How many lines in the data below contain the string "label"? State that number only.

[Entries taken from a collection]
*** Block opens ***

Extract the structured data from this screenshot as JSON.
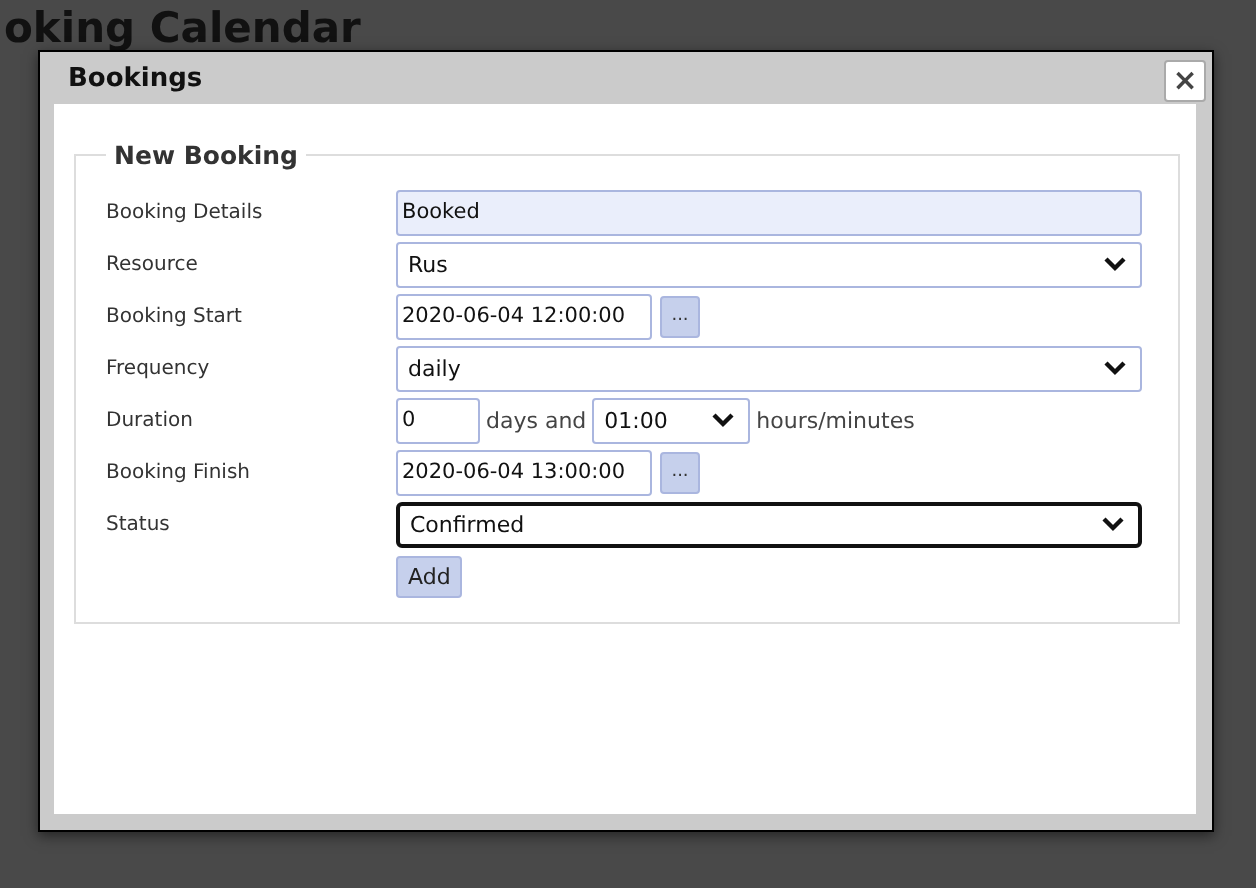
{
  "page": {
    "title": "oking Calendar"
  },
  "dialog": {
    "title": "Bookings",
    "close": "×",
    "section": "New Booking",
    "fields": [
      {
        "label": "Booking Details",
        "kind": "text",
        "value": "Booked"
      },
      {
        "label": "Resource",
        "kind": "select",
        "value": "Rus",
        "focused": false
      },
      {
        "label": "Booking Start",
        "kind": "date",
        "value": "2020-06-04 12:00:00",
        "button": "..."
      },
      {
        "label": "Frequency",
        "kind": "select",
        "value": "daily",
        "focused": false
      },
      {
        "label": "Duration",
        "kind": "duration",
        "days": "0",
        "joiner": "days and",
        "time": "01:00",
        "unit": "hours/minutes"
      },
      {
        "label": "Booking Finish",
        "kind": "date",
        "value": "2020-06-04 13:00:00",
        "button": "..."
      },
      {
        "label": "Status",
        "kind": "select",
        "value": "Confirmed",
        "focused": true
      }
    ],
    "submit": "Add"
  }
}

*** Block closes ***

• YOUR RESPONSE:
7